[Dataset rows for apps and sites]

────────

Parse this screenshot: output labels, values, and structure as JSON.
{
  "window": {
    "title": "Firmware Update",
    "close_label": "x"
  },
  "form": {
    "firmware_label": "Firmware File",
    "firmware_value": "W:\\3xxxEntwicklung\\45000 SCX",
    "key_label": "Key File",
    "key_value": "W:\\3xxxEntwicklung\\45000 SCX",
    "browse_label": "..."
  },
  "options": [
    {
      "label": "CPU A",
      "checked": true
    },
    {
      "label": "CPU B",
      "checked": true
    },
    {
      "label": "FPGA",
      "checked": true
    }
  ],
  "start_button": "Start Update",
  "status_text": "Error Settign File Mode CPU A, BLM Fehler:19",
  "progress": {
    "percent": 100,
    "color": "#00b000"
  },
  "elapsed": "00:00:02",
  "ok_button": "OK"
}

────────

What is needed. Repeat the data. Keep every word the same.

Task response.
Parse this screenshot: output labels, values, and structure as JSON.
{
  "window": {
    "title": "Firmware Update",
    "close_label": "x"
  },
  "form": {
    "firmware_label": "Firmware File",
    "firmware_value": "W:\\3xxxEntwicklung\\45000 SCX",
    "key_label": "Key File",
    "key_value": "W:\\3xxxEntwicklung\\45000 SCX",
    "browse_label": "..."
  },
  "options": [
    {
      "label": "CPU A",
      "checked": true
    },
    {
      "label": "CPU B",
      "checked": true
    },
    {
      "label": "FPGA",
      "checked": true
    }
  ],
  "start_button": "Start Update",
  "status_text": "Error Settign File Mode CPU A, BLM Fehler:19",
  "progress": {
    "percent": 100,
    "color": "#00b000"
  },
  "elapsed": "00:00:02",
  "ok_button": "OK"
}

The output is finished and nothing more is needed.